E-learning has several distinct advantages over traditional modes of learning. For example, while it can be isolating, E-learning courses are built by trained educationists, the content deliver is consistent, and since the content is reusable, the cost is less as well. The student can set the pace for himself.
Contributors to E-learning:
The project manager plays an important role and contributes 5 to 10% in the success of the project. The role of the instructional designer accounts for 30 to 40% of the project’s success, the multimedia designer’s 10 to 20%, e-learning developer’s 30 to 40% and so on.
Milestones in E-learning:
While 1971 saw Open University in England begin admissions for students, the term E-learning is coined in 1994. Other significant years in the development of E-learning include 1989, 1993, 1999 and 2004. E-learning is worth 34 billion USD. The University of Phoenix admits more than 500,000 students and the Open University in the UK admits over 250,000 students.
Benefits for Students:
Students can also participate in the teaching process in online courses. 30% of students of E-learning also teach at least one online course. Contrary to popular myth, 3/4ths of academic leaders believe that online education is at least as good as, if not better than, traditional classroom teaching.
MOOCs and the Future:
Massive Open Online Courses are the grand culmination of this vision of E-learning and in the 2011 MOOC prototype in Stanford, 160,000 students took part. 2012 has been declared the year of the MOOC. The impact has been felt in traditional education sector where applications in UK universities in the year 2012 have dropped by 60,000.
E-learning and Social Media:
The need for E-learning has been fueled by the growth of the social media. For example, the typical teen receives and sends over 3, 146 texts per month. Children aged 2 to 11 formed 9.5% of the students of online courses in the year 2009. 93% teens go online at various times in the day.
Parts of the Course:
E-learning is composed of many components like online seminars [36%], lectures [16%], and so on.59% of students demand the use of technology in their colleges. Of the various tools available, word processors [76%], email [66%], presentation software [47%] occupy most importance.

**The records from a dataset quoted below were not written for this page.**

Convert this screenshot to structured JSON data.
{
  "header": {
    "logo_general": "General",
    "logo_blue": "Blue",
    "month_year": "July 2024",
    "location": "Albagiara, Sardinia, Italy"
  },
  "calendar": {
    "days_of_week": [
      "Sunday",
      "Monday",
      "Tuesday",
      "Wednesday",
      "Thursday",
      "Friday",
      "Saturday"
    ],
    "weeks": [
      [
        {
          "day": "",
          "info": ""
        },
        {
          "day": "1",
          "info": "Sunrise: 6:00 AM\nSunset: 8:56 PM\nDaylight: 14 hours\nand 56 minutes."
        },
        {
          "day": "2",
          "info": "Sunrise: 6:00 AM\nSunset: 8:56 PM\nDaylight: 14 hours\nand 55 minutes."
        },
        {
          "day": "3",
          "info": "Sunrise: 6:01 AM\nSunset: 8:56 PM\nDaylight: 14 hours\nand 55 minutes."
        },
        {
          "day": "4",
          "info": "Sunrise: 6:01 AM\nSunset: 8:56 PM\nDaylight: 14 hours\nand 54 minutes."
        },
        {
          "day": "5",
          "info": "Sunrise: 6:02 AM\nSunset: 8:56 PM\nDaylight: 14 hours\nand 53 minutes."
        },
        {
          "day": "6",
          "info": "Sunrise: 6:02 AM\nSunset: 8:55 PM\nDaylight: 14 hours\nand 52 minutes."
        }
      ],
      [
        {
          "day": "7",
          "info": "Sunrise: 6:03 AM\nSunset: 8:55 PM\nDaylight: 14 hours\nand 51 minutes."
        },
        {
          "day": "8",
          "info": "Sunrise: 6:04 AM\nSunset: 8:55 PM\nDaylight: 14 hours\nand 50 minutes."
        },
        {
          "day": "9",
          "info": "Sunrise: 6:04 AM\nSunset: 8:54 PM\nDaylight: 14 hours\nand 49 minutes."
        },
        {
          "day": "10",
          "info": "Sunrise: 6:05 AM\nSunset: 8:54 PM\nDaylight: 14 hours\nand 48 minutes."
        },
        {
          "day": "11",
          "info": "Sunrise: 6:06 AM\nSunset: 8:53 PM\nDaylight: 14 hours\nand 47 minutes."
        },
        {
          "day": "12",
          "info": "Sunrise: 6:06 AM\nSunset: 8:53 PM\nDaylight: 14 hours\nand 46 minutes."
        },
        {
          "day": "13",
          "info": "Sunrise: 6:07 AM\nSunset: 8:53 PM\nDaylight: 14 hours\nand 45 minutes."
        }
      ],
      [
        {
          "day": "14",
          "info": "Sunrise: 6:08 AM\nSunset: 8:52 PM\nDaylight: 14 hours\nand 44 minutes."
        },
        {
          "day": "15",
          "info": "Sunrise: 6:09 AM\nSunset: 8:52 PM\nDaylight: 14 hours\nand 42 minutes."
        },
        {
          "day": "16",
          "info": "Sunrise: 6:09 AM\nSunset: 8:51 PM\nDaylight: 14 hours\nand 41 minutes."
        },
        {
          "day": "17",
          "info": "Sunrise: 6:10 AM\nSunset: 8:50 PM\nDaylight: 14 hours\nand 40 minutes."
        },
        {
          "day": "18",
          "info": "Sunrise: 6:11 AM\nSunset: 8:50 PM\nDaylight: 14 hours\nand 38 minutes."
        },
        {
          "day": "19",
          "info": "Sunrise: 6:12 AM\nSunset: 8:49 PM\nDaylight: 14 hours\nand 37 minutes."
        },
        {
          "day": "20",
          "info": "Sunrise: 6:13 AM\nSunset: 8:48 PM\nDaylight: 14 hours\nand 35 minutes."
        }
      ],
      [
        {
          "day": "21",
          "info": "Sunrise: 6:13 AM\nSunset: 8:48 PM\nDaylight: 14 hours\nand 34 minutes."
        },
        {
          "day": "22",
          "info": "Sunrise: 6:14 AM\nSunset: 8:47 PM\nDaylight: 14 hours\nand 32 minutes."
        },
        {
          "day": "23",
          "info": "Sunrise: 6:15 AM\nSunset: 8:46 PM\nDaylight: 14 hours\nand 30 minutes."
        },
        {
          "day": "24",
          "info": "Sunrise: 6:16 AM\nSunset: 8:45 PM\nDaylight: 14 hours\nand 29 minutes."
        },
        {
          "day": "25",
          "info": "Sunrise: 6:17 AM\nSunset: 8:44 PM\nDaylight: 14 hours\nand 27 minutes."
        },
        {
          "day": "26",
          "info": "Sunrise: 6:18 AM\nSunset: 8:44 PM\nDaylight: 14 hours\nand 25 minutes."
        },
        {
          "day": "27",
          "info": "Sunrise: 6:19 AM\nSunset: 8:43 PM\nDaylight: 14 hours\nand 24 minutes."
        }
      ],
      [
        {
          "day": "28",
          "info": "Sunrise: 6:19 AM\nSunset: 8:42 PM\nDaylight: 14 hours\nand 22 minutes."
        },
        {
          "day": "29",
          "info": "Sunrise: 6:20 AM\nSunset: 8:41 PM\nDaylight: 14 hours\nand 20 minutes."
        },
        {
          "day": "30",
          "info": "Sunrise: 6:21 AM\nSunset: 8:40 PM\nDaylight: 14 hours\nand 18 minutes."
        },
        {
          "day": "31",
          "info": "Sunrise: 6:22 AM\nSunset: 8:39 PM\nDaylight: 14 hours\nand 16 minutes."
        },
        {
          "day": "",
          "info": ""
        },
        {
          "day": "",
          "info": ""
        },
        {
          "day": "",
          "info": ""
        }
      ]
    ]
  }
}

Cost Effective E-learning:
Renting e books in the E-learning module is very cost effective as a student can rent a textbook for 33 to 35% of the cost of a new textbook. Amazon offers up to 80% discount on rentals and the National Association of College Stores offers rental in nearly all of its 3000 adjuncts.
75% of kids aged 2 to 5 can use a mouse, and in the year 2012, the percentage of classrooms with internet is 98 as opposed to the year 1998 when it was 51%. With ¾ students preferring tablets over textbooks, E-learning is here to stay.